Concealing inventory shrinkage
Most companies have three major types of inventory. These include raw materials, semi-finished goods, and finished products. The amount of inventory determines the company’s ability to meet its production needs and customers’ orders. Companies should ensure that the amount of inventory would ensure that their operations run smoothly. Different industries have different levels of inventory due to the nature of their activities. Companies may report incorrect values of inventory to conceal shrinkage in the inventory. This would make the inventory levels of the company comparable to the acceptable levels in the industry. Reducing levels of inventory help in releasing capital for other business activities (Singleton & Singleton, 2010).
GAAP requires companies to state and value all their inventory reserves. A company should record the lower value of the inventory according to the cost or market valuation of the inventory. However, this does not deter companies from concealing their inventory. Concealing inventory is one of the most common accounting frauds in the business world. This is because it is easy to manipulate the values of inventory. However, it is very hard for outsiders to detect. Inflating values of inventory increases a company’s bottom line. This is because companies do not account for the inventory during the current financial period. Companies defer accounting for the cost of inventory indefinitely. This makes inflation of inventory one of the most attractive methods of concealing fraudulent financial activities. Inflating values of inventory may conceal the shortages that may arise due to the theft of items by the company’s employees (Singleton & Singleton, 2010).

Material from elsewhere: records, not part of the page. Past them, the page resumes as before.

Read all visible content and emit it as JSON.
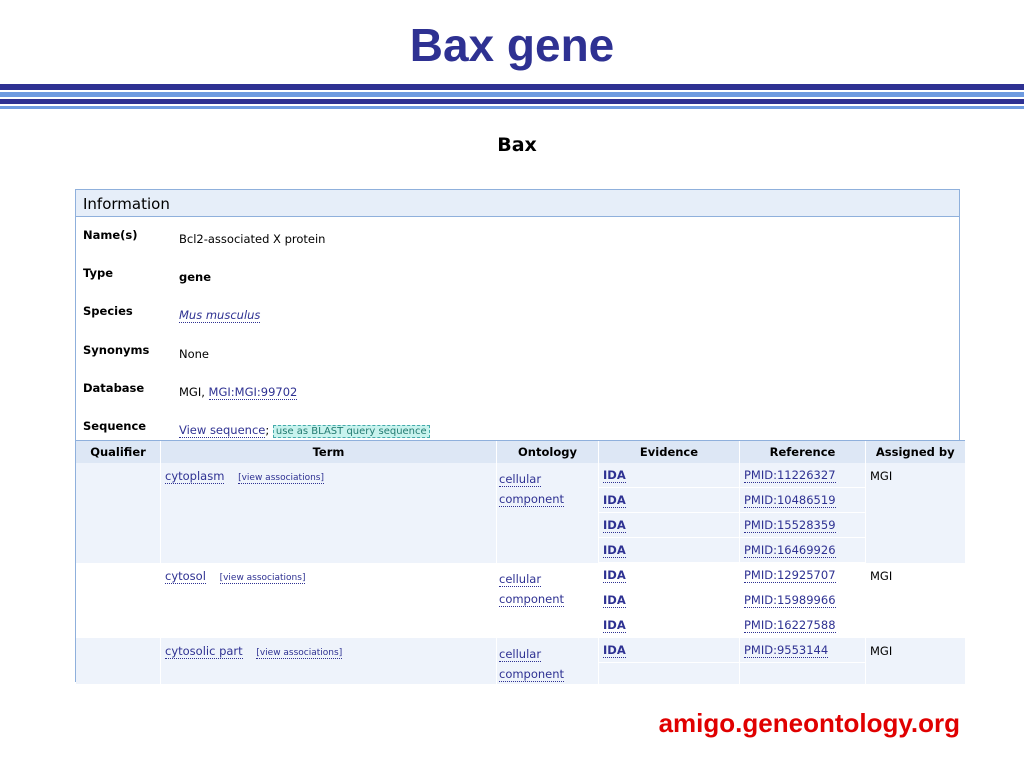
{
  "slide": {
    "title": "Bax gene",
    "footer": "amigo.geneontology.org",
    "colors": {
      "title": "#2e3192",
      "footer": "#e00000",
      "stripe_dark": "#2e3192",
      "stripe_light": "#6e9be0"
    }
  },
  "gene": {
    "heading": "Bax",
    "info_title": "Information",
    "fields": {
      "names_label": "Name(s)",
      "names_value": "Bcl2-associated X protein",
      "type_label": "Type",
      "type_value": "gene",
      "species_label": "Species",
      "species_value": "Mus musculus",
      "synonyms_label": "Synonyms",
      "synonyms_value": "None",
      "database_label": "Database",
      "database_prefix": "MGI,",
      "database_link": "MGI:MGI:99702",
      "sequence_label": "Sequence",
      "sequence_link": "View sequence",
      "sequence_sep": ";",
      "blast_link": "use as BLAST query sequence"
    }
  },
  "table": {
    "headers": [
      "Qualifier",
      "Term",
      "Ontology",
      "Evidence",
      "Reference",
      "Assigned by"
    ],
    "view_assoc": "[view associations]",
    "rows": [
      {
        "term": "cytoplasm",
        "ontology_1": "cellular",
        "ontology_2": "component",
        "assigned": "MGI",
        "evidence": [
          "IDA",
          "IDA",
          "IDA",
          "IDA"
        ],
        "references": [
          "PMID:11226327",
          "PMID:10486519",
          "PMID:15528359",
          "PMID:16469926"
        ]
      },
      {
        "term": "cytosol",
        "ontology_1": "cellular",
        "ontology_2": "component",
        "assigned": "MGI",
        "evidence": [
          "IDA",
          "IDA",
          "IDA"
        ],
        "references": [
          "PMID:12925707",
          "PMID:15989966",
          "PMID:16227588"
        ]
      },
      {
        "term": "cytosolic part",
        "ontology_1": "cellular",
        "ontology_2": "component",
        "assigned": "MGI",
        "evidence": [
          "IDA"
        ],
        "references": [
          "PMID:9553144"
        ]
      }
    ]
  }
}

Altered inventory records are one of the major red flags of concealing shrinkage of inventory. Other red flags of concealing inventory shrinkage include forced reconciliation and false sales and accounts receivables. A company may also use physical padding to conceal inventory shrinkage. Physical padding involves packing empty boxes to make them resemble boxes that contain items. To prevent inventory shrinkage a company should undertake a thorough audit of the inventory (Singleton & Singleton, 2010).
In addition, companies should have accurate records that account for every transaction to prevent managers from concealing inventory shrinkage. Companies should have measures that ensure various parties cannot alter the inventory records. Physical safeguards may also prevent managers from concealing inventory shrinkage. Physical safeguards involve protecting the inventory from theft by outsiders or employees. Companies may also implement methods that help in tracking inventory (Singleton & Singleton, 2010). Radiofrequency identification (RFID) is one of the methods that may help in tracking inventory.
GAAP strives to ensure that companies engage in ethical accounting practices. However, this does not deter companies from engaging in accounting malpractices. Companies engage in unethical practices when it seems to favor them. Companies may provide wrong accounting information or conceal certain information. Thorough auditing would lead to the discovery of the malpractices.
Epstein, B.J. & Jermakowicz, E.K. (2010). WILEY interpretation and application of international financial reporting standards 2010. Hoboken, NJ: John Wiley & Sons.
Kieso, D.E., Weygandt, J.J. & Warfield, T.D. (2010). Intermediate accounting: IFRS edition, Volume 2. Hoboken, NJ: John Wiley & Sons.
Magrath, L. & Weld L.G. (2002). Abusive earnings management and early warning signs. The CPA Journal, 72(8), 50-53.
Singleton, T.W. & Singleton, A.J. (2010). Fraud auditing and forensic accounting. Hoboken, NJ: John Wiley & Sons.
Wells, J.T. (2011). Corporate fraud handbook: Prevention and detection. Hoboken, NJ: John Wiley & Sons.